NATO Secretary General: At this stage, this is still a hypothetical question. As I mentioned, we are very much concerned that Russia keeps this option open. But I do hope that Russia steps back, because it wouldn’t be in Russia’s interest to intervene further. Further intervention from the Russian side would lead to further isolation, further international isolation of Russia. I have no doubt that if Russia were to intervene further it would lead to deeper, more profound, tougher economic sanctions that would really hurt the Russian economy.
Question (in Russian): Would NATO intervene militarily if Russia were to attack Ukraine?
NATO Secretary General: Again, such further Russian intervention in Ukraine is still a hypothetical question and we never answer hypothetical questions. As I mentioned, I have no doubt that the international community would react decisively through broader and deeper and more tough economic sanctions if Russia were to intervene further. As regards NATO, we have already discussed with Ukraine how we can step up our military-to-military cooperation, more intensified Ukrainian participation in NATO exercises, training, education and also long-term assistance to modernise the Ukrainian armed forces and the Ukrainian security sector but these activities will proceed irrespective of the situation in Eastern Ukraine. They are part of the distinctive NATO-Ukraine partnership that we hope to see further developed in the coming years.
Question: Secretary General you mentioned two days ago, that the whole NATO Summit would be a turning point for NATO. And that NATO would be ready after it [inaudible] would boost the readiness of NATO. And that the Summit would help to cope with new threats. But isn’t that too late already to cope with this Russian aggression? Don’t you think that Putin’s thinking is [inaudible] how many divisions does NATO have to stop Putin?
I can assure NATO does have all the capabilities needed to ensure effective protection of all our Allies. But I have stressed that the illegal Russian behaviour has created a completely new security situation in Europe and we will have to adapt to that. Let me remind you, that since the end of the Cold War, for more than 20 years, we have spent a lot of efforts to develop a constructive relationship, a constructive partnership with Russia. We have even decided at the NATO-Russia Summit in 2010, that we will develop what we call a true strategic partnership with Russia. But as we all see Russia doesn’t consider NATO as a partner, on the contrary, when you read Russian military documents and when you listen to political leaders in the Kremlin you realise that they consider NATO an adversary. We strongly regret that but we will have to adapt to that. That’s what I have stressed and this is the reason why at the summit I would expect us to adopt a series of measure under the headline of a Readiness Action Plan with the aim to improve our ability to act swiftly, if needed, to ensure effective protection of all our Allies. So just to stress once again we do have all the capabilities needed to ensure effective protection of our Allies but of course the illegal Russian behaviour makes it necessary to adapt and that’s what we are doing.
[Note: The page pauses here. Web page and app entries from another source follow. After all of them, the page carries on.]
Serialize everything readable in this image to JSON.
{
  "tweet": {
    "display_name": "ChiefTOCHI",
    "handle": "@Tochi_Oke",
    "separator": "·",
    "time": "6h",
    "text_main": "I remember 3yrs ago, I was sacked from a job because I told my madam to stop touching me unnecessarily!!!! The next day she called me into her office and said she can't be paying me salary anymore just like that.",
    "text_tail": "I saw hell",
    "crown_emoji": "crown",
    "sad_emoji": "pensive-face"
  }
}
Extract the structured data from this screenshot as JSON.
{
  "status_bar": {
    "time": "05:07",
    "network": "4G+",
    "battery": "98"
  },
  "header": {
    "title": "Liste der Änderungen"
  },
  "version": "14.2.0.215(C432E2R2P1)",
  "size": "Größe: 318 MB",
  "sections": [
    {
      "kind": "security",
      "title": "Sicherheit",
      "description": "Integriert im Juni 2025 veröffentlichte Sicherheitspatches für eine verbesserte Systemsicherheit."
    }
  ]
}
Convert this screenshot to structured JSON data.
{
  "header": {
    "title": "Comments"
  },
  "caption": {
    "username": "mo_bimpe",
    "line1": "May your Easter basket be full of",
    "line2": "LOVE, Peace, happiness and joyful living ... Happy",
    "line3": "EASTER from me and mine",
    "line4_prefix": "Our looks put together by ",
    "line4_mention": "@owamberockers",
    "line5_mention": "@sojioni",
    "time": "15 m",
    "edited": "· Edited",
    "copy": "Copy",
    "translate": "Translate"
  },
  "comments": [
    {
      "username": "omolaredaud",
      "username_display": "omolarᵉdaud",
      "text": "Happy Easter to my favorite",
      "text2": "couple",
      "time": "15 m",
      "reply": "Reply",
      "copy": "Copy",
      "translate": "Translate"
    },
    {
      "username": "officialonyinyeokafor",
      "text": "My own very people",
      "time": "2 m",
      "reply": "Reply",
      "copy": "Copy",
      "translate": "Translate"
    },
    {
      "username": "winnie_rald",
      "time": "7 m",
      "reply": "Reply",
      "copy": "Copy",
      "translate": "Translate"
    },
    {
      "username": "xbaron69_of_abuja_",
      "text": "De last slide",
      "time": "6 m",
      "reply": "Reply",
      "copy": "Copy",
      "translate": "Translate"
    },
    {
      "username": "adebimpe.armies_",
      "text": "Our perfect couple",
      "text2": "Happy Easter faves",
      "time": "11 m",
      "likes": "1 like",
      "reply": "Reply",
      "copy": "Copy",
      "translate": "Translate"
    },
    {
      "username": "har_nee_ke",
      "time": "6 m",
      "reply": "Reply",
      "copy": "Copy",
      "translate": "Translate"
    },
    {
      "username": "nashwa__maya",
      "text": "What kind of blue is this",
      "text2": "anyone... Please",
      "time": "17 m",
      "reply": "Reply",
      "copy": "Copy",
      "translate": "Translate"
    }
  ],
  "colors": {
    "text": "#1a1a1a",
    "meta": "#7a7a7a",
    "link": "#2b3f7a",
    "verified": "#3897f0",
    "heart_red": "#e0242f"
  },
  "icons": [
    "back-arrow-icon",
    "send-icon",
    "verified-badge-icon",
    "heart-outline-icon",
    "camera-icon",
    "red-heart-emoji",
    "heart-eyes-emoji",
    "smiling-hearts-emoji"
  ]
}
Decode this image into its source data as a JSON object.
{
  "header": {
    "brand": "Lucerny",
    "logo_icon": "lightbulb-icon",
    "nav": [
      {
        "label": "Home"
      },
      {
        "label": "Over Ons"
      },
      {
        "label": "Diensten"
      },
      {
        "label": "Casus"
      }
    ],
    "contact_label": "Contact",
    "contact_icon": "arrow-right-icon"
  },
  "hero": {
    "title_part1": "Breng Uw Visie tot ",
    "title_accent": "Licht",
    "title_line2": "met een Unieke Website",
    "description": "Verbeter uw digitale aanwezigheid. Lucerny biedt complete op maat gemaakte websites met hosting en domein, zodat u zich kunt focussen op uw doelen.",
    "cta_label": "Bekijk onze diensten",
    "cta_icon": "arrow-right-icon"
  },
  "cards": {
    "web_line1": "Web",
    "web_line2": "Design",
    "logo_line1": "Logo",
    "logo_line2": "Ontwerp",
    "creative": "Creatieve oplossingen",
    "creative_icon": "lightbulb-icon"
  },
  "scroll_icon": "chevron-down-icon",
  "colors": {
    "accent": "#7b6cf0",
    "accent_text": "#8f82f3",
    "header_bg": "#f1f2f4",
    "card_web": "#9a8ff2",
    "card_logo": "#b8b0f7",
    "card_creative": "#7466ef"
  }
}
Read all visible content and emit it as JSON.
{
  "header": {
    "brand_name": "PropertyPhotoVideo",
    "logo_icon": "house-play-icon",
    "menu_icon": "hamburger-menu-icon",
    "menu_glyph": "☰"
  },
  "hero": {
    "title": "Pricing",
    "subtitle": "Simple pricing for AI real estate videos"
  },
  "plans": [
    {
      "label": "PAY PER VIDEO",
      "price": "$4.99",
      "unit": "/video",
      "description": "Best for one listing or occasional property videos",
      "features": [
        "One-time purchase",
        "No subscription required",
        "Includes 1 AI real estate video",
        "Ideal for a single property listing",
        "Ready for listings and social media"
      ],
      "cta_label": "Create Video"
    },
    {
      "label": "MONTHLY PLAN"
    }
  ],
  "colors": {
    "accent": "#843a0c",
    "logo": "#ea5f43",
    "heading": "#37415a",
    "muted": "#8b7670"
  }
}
Question (in Ukrainian): How will you support Ukraine? Will you deliver arms?
First looking ahead to our summit in Wales, we’ll have NATO-Ukraine Commission meeting. At that meeting I hope we can adopt a joint declaration that will outline areas where we will enhance cooperation between NATO and Ukraine in the coming years, and that will include assistance to build-up capacity and modernize the Ukrainian armed forces and the security sector. And as I mentioned in the short term I could envisages more intensified Ukrainian participation in NATO exercises, training and education. So, as regards delivery of equipment, that’s not a NATO issue and the reason is that within our Alliance it’s not NATO that possesses military equipment. It is individual nations, so the possible delivery of equipment is a national decision taken by individual allies and not by NATO as an Alliance.